## YOUR TASK
Scan the material below for every line with the string "JSON", and copy those lines.

## SUPPLIED ENTRIES
--------------------
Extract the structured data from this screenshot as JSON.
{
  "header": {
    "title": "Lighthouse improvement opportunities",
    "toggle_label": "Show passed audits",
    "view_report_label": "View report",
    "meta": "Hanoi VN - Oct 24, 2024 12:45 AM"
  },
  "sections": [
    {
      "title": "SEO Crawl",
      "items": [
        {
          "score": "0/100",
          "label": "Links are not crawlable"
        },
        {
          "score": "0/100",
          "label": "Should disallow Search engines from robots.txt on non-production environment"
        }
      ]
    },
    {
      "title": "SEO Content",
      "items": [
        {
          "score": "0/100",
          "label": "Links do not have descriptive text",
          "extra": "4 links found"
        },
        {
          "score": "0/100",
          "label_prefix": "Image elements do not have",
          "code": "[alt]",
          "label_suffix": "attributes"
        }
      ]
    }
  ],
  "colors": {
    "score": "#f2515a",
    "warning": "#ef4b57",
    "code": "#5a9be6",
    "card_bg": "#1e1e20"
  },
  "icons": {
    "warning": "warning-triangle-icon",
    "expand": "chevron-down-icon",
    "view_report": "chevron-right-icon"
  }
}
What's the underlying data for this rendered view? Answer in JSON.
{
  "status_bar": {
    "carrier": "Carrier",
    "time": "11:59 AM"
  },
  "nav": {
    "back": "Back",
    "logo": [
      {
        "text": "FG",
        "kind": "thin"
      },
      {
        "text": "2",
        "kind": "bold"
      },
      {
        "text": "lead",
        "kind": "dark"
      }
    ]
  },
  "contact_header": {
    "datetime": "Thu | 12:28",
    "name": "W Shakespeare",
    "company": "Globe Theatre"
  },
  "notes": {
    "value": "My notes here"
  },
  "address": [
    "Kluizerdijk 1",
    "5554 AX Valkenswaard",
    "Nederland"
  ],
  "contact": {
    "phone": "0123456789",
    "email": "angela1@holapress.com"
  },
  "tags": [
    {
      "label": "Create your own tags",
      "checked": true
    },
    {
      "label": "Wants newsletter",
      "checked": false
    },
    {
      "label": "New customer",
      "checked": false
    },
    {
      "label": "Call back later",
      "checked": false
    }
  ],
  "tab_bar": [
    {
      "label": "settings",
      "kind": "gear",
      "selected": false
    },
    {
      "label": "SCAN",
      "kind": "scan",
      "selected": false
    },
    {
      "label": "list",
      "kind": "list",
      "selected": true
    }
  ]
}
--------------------
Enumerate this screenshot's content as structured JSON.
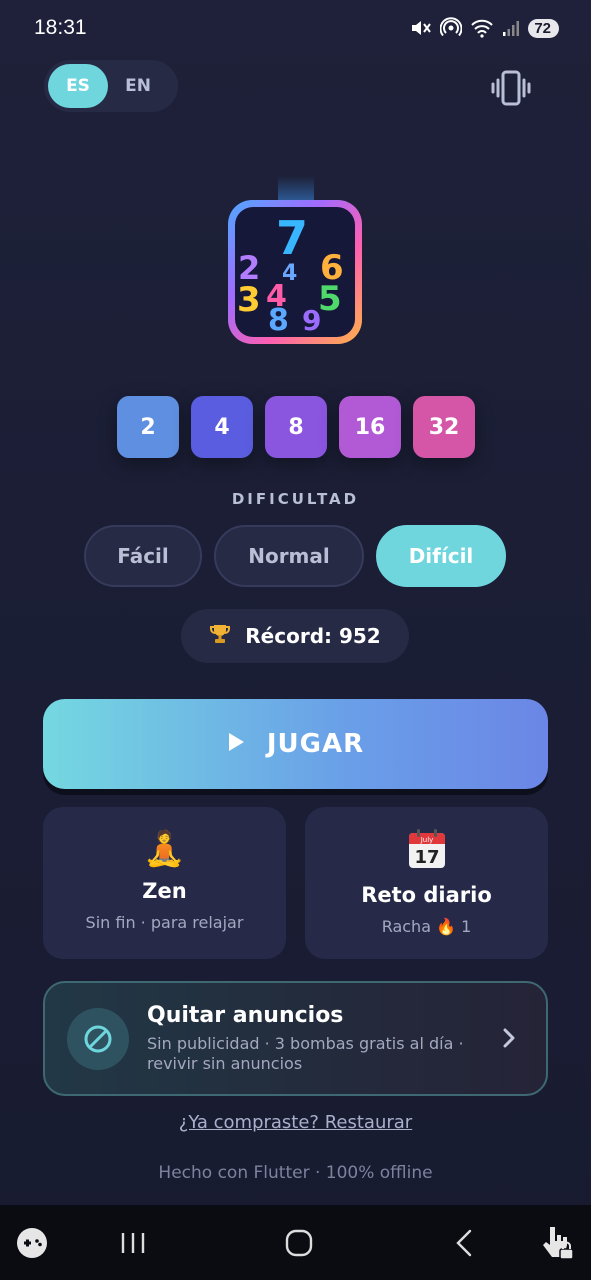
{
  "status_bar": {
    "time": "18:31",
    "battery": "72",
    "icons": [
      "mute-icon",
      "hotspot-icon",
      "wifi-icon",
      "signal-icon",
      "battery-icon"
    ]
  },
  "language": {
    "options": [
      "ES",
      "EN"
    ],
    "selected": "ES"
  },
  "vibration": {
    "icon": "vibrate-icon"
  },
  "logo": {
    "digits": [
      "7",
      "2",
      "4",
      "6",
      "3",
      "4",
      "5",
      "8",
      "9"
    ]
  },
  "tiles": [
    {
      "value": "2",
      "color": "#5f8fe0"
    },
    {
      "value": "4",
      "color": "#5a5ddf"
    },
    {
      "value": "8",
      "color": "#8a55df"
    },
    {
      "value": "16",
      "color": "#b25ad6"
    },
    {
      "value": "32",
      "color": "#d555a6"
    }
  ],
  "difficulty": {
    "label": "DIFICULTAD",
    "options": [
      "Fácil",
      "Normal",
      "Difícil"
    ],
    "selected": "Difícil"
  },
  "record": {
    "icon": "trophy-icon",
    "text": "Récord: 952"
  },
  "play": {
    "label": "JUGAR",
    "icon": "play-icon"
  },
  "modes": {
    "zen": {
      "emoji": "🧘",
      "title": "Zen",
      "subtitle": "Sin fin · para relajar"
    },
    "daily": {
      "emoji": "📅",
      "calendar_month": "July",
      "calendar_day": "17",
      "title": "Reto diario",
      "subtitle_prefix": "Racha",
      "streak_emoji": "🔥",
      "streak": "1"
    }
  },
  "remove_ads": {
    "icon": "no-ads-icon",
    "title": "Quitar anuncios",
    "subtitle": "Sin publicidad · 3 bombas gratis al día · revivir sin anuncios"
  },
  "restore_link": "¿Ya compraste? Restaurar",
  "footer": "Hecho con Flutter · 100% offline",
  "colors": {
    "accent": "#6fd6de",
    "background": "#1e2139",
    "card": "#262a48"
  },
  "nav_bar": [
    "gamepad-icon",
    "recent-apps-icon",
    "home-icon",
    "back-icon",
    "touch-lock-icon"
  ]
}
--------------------
## ANSWER TO THE EXERCISE
Extract the structured data from this screenshot as JSON.
What's the underlying data for this rendered view? Answer in JSON.
Enumerate this screenshot's content as structured JSON.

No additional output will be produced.